- a narrow groovelike or trenchlike depression in any surface: the furrows of a wrinkled face.
- to make a furrow or furrows in.
- to make wrinkles in (the face): to furrow one's brow.
- to become furrowed.
Origin of furrow
Examples from the Web for furrow
Planting holes are thus dug in the furrow with the stakes as a center.Manual of American Grape-Growing
U. P. Hedrick
There's the varnish, too, like earth on each side of a furrow.The Return of Sherlock Holmes
Arthur Conan Doyle

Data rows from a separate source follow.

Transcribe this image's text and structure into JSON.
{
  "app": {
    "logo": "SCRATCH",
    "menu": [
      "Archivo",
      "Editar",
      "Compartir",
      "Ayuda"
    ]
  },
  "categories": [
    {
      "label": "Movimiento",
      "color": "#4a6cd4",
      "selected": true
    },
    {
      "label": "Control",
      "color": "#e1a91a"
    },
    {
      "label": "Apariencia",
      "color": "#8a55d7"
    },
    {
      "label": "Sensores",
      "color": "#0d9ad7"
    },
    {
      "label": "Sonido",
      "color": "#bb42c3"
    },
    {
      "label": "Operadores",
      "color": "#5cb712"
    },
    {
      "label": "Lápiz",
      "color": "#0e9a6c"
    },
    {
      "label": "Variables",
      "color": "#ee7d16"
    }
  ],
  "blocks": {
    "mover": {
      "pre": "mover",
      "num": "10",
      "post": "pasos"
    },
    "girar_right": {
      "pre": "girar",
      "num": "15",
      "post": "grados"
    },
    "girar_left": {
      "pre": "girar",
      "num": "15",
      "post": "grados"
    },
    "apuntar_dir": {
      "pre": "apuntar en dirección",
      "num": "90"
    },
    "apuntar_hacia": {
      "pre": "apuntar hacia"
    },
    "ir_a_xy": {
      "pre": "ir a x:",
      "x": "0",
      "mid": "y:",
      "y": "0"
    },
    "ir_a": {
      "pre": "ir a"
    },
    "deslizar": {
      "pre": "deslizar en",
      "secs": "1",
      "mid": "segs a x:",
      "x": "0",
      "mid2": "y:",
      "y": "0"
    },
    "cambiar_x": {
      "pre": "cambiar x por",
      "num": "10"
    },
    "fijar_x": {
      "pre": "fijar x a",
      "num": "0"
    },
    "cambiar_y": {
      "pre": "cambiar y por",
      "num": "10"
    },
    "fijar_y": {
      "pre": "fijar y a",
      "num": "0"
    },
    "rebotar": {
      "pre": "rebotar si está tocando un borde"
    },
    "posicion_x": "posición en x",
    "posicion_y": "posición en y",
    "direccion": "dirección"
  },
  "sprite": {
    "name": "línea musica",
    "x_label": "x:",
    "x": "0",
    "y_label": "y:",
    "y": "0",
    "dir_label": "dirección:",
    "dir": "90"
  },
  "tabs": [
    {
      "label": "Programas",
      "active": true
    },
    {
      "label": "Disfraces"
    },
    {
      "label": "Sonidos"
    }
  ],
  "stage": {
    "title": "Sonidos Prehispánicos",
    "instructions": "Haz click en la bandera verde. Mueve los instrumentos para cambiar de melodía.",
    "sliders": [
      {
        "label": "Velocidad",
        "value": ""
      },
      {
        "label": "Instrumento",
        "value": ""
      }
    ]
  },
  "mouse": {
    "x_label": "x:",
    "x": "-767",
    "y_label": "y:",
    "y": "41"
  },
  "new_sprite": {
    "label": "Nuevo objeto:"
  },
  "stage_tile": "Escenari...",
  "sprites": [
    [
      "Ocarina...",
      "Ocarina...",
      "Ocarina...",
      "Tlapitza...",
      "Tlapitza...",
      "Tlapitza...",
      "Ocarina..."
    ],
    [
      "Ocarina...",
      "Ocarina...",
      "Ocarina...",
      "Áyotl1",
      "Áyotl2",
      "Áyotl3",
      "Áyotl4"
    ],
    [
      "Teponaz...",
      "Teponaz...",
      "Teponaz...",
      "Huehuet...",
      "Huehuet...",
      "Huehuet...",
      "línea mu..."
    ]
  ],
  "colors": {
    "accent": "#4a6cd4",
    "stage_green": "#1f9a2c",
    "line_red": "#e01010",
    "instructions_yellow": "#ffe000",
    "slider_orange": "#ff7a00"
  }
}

Oral fossa: in Mallophaga, a furrow lying in front of the mandibles.Explanation of Terms Used in Entomology
John. B. Smith
In a furrow the two found a knapsack, and in it biscuit and jerked beef.The Long Roll
When we left the plow in the furrow to follow the bugle's call.Lundy's Lane and Other Poems
Duncan Campbell Scott
- a long narrow trench made in the ground by a plough or a trench resembling this
- any long deep groove, esp a deep wrinkle on the forehead
- to develop or cause to develop furrows or wrinkles
- to make a furrow or furrows in (land)
Word Origin and History for furrow
Old English furh "furrow, trench," from Proto-Germanic *furkh- (cf. Old Frisian furch "furrow;" Middle Dutch vore, Dutch voor; German Furche "furrow;" Old Norse for "furrow, drainage ditch"), from PIE *perk- (cf. Latin porca "ridge between two furrows," Old Irish -rech, Welsh rhych "furrow"). "Some scholars connect this word with Latin porcus, Eng. FARROW, assigning to the common root the sense 'to root like a swine.' " [OED]
early 15c., "to plow," from furrow (n.). Meaning "to make wrinkles in one's face, brow, etc." is from 1590s. Related: Furrowed; furrowing.
- A rut, groove, or narrow depression.
- A deep wrinkle in the skin, as on the forehead.